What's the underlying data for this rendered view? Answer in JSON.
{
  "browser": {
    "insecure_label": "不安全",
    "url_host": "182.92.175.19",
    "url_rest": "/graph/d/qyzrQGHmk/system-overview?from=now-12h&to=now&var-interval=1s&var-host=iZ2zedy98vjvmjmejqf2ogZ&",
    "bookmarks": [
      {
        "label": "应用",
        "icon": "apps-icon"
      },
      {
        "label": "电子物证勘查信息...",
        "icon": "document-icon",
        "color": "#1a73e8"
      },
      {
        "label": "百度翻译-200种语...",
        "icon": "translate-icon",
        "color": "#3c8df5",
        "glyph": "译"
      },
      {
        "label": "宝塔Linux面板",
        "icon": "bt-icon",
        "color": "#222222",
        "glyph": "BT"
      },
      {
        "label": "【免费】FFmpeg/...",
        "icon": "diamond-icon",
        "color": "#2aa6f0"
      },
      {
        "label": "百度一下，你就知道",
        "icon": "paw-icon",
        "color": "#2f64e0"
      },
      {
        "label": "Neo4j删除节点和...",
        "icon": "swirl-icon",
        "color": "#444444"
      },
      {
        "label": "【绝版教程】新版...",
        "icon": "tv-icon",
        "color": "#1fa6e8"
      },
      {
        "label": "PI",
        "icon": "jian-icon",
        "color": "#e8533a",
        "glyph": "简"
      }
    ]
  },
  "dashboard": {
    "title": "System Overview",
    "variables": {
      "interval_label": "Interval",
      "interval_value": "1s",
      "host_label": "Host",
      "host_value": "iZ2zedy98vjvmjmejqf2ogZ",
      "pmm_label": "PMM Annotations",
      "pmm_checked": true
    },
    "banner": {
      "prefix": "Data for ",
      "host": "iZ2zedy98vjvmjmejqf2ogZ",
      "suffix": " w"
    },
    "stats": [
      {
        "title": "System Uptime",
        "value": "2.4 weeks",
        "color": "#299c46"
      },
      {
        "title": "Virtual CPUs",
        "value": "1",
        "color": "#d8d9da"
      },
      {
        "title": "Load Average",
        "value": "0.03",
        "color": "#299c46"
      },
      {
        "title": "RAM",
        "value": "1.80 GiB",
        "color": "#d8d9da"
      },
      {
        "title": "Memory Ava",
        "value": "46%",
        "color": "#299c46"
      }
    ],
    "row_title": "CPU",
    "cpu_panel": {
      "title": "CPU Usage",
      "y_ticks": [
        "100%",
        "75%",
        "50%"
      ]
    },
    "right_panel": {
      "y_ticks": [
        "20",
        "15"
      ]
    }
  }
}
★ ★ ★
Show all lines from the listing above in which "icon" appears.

● **Written response**:
        "icon": "apps-icon"
        "icon": "document-icon",
        "icon": "translate-icon",
        "icon": "bt-icon",
        "icon": "diamond-icon",
        "icon": "paw-icon",
        "icon": "swirl-icon",
        "icon": "tv-icon",
        "icon": "jian-icon",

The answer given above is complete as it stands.